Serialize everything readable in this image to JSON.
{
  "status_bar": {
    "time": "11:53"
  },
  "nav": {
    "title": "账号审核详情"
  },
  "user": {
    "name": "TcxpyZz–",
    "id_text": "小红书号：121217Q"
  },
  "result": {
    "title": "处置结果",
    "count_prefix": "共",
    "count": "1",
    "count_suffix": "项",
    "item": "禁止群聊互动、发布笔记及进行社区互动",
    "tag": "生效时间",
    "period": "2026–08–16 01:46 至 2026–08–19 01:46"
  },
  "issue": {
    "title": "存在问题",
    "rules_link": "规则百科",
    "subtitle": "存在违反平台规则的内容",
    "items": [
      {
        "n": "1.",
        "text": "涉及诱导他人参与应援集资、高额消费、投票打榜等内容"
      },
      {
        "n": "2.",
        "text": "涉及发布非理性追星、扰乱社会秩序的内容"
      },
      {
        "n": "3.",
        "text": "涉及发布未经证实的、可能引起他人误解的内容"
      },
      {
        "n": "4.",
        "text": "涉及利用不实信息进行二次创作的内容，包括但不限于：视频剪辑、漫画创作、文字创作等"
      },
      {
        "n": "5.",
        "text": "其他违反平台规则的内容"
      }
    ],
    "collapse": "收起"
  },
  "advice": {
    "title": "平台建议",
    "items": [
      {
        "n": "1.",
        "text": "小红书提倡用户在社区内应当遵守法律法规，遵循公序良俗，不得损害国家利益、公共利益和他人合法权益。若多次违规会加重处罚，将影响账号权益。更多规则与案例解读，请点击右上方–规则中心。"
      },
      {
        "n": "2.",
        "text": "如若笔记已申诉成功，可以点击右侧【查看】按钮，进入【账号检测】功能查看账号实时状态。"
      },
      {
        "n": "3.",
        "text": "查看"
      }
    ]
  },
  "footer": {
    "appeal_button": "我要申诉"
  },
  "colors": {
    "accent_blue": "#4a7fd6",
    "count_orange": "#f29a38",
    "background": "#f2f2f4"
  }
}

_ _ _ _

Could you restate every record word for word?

RESULT OF THIS EXERCISE:
Serialize everything readable in this image to JSON.
{
  "status_bar": {
    "time": "11:53"
  },
  "nav": {
    "title": "账号审核详情"
  },
  "user": {
    "name": "TcxpyZz–",
    "id_text": "小红书号：121217Q"
  },
  "result": {
    "title": "处置结果",
    "count_prefix": "共",
    "count": "1",
    "count_suffix": "项",
    "item": "禁止群聊互动、发布笔记及进行社区互动",
    "tag": "生效时间",
    "period": "2026–08–16 01:46 至 2026–08–19 01:46"
  },
  "issue": {
    "title": "存在问题",
    "rules_link": "规则百科",
    "subtitle": "存在违反平台规则的内容",
    "items": [
      {
        "n": "1.",
        "text": "涉及诱导他人参与应援集资、高额消费、投票打榜等内容"
      },
      {
        "n": "2.",
        "text": "涉及发布非理性追星、扰乱社会秩序的内容"
      },
      {
        "n": "3.",
        "text": "涉及发布未经证实的、可能引起他人误解的内容"
      },
      {
        "n": "4.",
        "text": "涉及利用不实信息进行二次创作的内容，包括但不限于：视频剪辑、漫画创作、文字创作等"
      },
      {
        "n": "5.",
        "text": "其他违反平台规则的内容"
      }
    ],
    "collapse": "收起"
  },
  "advice": {
    "title": "平台建议",
    "items": [
      {
        "n": "1.",
        "text": "小红书提倡用户在社区内应当遵守法律法规，遵循公序良俗，不得损害国家利益、公共利益和他人合法权益。若多次违规会加重处罚，将影响账号权益。更多规则与案例解读，请点击右上方–规则中心。"
      },
      {
        "n": "2.",
        "text": "如若笔记已申诉成功，可以点击右侧【查看】按钮，进入【账号检测】功能查看账号实时状态。"
      },
      {
        "n": "3.",
        "text": "查看"
      }
    ]
  },
  "footer": {
    "appeal_button": "我要申诉"
  },
  "colors": {
    "accent_blue": "#4a7fd6",
    "count_orange": "#f29a38",
    "background": "#f2f2f4"
  }
}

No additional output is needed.